>>>

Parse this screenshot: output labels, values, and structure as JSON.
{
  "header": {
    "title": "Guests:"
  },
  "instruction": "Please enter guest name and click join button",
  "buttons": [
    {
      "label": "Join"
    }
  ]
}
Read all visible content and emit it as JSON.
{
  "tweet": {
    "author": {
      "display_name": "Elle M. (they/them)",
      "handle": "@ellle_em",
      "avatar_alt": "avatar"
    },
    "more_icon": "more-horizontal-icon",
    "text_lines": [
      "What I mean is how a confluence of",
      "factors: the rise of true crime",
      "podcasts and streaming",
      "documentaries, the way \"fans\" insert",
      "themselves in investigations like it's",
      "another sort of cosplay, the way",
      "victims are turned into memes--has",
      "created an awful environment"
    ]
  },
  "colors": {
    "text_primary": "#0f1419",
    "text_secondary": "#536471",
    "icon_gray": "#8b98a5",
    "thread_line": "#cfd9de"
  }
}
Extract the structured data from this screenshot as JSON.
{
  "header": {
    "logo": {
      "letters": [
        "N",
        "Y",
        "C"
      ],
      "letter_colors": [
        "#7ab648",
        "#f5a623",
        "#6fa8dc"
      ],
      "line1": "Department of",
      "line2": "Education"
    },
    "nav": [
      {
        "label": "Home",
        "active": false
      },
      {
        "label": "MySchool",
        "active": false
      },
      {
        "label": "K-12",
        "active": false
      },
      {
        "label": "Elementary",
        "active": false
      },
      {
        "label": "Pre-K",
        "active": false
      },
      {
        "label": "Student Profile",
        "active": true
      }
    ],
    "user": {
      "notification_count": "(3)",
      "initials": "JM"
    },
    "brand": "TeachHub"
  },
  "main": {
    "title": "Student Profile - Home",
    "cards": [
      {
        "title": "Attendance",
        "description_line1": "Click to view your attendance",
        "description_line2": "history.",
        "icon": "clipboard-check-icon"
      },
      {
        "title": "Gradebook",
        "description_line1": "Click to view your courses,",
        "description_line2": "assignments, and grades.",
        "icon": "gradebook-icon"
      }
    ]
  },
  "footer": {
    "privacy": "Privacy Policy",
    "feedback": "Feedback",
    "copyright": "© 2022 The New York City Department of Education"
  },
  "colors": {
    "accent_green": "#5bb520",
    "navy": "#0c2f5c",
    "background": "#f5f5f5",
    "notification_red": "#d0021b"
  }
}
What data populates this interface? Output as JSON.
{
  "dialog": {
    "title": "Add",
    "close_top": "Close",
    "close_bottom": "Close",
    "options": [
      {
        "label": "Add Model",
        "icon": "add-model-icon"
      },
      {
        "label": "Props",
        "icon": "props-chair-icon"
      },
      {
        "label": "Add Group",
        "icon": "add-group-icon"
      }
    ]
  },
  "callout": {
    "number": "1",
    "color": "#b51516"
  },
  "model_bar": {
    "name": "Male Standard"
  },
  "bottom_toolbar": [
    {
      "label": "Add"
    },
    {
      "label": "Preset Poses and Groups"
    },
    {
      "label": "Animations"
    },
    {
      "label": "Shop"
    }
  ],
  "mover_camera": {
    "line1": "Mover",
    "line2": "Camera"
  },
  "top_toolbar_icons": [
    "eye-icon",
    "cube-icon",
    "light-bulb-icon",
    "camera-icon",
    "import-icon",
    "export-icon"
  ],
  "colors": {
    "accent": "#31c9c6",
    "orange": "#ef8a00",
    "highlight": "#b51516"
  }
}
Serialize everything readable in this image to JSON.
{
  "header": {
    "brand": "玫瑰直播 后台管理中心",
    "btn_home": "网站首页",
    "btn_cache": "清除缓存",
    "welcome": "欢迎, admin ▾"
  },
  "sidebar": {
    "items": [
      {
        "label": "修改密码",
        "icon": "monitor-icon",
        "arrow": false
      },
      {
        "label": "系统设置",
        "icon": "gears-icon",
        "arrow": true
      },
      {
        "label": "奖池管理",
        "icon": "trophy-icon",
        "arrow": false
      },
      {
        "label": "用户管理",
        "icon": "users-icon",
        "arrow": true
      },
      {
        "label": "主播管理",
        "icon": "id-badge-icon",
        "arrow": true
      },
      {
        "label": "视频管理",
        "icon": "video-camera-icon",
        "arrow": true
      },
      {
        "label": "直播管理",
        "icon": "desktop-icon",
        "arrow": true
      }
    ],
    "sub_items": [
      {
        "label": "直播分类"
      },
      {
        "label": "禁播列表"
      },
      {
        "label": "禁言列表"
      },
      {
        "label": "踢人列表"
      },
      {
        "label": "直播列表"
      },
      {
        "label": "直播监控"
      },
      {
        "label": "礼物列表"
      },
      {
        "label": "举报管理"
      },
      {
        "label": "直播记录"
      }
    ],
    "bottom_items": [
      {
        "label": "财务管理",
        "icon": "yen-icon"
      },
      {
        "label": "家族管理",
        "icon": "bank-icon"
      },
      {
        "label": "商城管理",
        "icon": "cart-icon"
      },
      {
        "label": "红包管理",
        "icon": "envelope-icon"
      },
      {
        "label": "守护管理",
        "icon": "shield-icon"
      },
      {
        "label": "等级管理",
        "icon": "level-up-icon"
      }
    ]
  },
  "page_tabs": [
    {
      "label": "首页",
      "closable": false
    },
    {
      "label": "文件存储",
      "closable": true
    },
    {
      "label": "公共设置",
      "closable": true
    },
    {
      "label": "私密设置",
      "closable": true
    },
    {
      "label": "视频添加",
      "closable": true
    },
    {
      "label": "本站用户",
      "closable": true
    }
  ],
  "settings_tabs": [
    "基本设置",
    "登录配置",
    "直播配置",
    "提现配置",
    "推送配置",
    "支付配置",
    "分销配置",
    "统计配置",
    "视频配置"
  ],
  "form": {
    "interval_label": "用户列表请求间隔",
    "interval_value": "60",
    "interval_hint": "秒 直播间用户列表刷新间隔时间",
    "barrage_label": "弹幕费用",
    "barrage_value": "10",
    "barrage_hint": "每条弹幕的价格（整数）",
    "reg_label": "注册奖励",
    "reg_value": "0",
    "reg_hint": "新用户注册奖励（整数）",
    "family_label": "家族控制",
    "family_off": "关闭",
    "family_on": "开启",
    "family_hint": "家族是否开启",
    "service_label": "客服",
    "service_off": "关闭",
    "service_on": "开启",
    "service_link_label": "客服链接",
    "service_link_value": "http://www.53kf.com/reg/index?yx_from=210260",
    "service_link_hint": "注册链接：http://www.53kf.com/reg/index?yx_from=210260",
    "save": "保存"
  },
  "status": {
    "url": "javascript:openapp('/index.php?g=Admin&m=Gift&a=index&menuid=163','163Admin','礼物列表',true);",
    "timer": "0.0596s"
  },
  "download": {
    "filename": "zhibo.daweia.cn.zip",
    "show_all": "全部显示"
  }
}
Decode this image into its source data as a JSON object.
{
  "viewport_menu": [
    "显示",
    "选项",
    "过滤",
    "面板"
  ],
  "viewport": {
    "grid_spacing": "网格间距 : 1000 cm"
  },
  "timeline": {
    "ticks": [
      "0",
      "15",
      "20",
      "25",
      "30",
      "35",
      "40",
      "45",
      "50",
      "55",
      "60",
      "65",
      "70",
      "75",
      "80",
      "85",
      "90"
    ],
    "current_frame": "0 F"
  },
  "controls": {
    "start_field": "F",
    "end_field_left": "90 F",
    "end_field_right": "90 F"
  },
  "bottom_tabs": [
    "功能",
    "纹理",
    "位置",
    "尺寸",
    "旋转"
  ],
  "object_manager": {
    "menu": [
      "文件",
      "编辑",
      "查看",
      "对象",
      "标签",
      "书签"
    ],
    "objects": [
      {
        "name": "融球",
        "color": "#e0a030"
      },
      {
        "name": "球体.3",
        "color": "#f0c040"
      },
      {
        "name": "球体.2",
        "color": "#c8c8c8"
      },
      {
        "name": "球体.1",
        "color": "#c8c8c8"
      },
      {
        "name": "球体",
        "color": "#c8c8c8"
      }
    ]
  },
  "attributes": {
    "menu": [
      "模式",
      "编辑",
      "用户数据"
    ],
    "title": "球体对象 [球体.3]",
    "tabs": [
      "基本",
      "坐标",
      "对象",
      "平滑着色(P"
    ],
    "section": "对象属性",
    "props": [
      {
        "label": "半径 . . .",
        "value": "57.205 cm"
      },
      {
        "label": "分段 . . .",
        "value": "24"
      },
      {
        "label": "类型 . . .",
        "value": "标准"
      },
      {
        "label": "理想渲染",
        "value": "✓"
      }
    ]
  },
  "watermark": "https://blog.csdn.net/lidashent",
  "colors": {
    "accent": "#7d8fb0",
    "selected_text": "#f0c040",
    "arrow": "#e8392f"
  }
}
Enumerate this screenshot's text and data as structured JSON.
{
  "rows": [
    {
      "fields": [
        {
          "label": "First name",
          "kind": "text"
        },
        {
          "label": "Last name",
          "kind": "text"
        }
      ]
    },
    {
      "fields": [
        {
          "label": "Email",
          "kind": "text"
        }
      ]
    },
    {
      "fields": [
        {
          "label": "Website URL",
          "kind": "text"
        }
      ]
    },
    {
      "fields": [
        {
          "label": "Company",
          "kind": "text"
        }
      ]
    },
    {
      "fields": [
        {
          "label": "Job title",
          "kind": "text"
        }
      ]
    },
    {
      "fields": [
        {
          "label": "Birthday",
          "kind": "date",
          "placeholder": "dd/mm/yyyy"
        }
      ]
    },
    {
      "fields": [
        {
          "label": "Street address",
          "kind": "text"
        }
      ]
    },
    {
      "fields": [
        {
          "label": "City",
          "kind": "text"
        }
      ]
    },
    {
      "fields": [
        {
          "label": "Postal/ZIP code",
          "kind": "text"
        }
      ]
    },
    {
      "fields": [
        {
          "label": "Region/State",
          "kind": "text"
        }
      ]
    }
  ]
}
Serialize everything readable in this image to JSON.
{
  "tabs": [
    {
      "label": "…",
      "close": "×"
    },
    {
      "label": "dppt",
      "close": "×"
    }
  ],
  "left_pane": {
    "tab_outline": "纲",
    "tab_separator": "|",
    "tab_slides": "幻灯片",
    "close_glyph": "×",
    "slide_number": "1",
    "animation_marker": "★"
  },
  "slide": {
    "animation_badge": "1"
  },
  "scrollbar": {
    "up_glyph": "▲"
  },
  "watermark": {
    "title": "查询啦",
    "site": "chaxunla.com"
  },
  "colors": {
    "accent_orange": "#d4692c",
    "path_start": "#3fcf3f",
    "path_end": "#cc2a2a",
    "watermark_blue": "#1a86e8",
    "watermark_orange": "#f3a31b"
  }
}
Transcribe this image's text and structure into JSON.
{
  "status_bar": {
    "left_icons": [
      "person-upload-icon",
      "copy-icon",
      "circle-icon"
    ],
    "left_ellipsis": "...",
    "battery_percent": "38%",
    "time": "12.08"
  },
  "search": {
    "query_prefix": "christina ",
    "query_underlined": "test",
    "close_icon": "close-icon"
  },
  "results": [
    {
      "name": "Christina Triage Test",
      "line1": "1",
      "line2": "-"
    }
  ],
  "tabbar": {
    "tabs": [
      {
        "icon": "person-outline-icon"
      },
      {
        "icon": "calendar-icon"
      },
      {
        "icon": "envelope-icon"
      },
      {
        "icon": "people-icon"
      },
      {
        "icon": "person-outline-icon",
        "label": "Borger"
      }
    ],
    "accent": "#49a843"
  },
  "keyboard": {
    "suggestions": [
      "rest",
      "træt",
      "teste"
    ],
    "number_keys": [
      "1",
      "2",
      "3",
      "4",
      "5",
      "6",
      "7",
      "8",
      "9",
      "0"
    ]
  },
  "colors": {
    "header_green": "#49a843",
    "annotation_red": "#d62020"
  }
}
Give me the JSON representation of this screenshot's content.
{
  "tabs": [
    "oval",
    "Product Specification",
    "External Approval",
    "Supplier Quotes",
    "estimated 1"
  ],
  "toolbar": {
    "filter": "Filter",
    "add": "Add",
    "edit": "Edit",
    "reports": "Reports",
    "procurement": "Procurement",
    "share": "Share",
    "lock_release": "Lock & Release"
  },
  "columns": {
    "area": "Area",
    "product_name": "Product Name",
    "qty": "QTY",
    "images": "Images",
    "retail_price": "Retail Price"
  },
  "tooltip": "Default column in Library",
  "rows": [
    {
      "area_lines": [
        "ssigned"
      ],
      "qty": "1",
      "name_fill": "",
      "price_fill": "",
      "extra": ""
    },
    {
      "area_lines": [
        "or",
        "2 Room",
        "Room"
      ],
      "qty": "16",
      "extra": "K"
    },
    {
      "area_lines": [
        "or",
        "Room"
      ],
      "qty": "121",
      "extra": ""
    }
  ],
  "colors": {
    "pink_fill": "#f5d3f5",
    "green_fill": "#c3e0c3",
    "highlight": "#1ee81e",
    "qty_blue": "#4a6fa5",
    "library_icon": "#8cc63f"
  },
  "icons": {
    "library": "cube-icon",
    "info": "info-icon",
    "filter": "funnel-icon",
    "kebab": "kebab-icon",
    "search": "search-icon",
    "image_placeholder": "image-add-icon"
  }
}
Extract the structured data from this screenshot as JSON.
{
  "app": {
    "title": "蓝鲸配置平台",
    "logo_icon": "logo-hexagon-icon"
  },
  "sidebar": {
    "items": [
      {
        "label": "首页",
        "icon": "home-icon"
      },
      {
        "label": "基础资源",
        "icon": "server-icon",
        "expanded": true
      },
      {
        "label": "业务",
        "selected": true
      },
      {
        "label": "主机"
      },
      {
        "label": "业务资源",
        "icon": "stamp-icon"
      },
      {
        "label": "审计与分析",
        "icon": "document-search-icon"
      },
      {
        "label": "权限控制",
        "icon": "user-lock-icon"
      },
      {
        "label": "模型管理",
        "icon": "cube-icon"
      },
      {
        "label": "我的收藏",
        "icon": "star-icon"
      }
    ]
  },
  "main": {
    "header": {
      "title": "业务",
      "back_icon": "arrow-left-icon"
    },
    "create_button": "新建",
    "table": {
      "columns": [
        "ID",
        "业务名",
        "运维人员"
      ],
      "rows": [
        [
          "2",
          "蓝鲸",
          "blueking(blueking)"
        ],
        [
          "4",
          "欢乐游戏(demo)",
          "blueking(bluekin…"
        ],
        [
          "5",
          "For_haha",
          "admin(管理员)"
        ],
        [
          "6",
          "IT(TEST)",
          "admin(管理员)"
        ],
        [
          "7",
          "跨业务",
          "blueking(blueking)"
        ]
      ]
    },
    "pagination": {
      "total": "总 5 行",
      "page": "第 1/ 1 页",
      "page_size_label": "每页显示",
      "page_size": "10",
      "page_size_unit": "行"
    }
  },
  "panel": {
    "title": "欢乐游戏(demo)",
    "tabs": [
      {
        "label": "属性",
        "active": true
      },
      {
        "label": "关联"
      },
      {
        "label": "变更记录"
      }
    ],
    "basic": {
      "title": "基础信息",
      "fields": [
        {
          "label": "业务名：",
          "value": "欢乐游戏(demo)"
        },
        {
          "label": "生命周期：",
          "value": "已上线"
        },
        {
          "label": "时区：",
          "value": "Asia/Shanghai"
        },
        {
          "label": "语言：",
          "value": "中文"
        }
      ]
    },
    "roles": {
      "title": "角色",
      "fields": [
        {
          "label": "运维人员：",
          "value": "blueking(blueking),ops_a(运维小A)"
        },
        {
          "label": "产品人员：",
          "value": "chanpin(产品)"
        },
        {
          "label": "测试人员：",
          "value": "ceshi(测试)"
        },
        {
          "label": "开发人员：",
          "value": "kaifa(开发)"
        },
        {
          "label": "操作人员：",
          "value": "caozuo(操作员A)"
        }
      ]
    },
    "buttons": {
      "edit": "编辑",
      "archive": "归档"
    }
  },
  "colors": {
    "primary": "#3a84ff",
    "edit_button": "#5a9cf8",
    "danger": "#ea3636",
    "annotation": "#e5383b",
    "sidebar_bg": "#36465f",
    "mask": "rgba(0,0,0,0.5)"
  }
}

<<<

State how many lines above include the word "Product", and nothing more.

Answer box:
2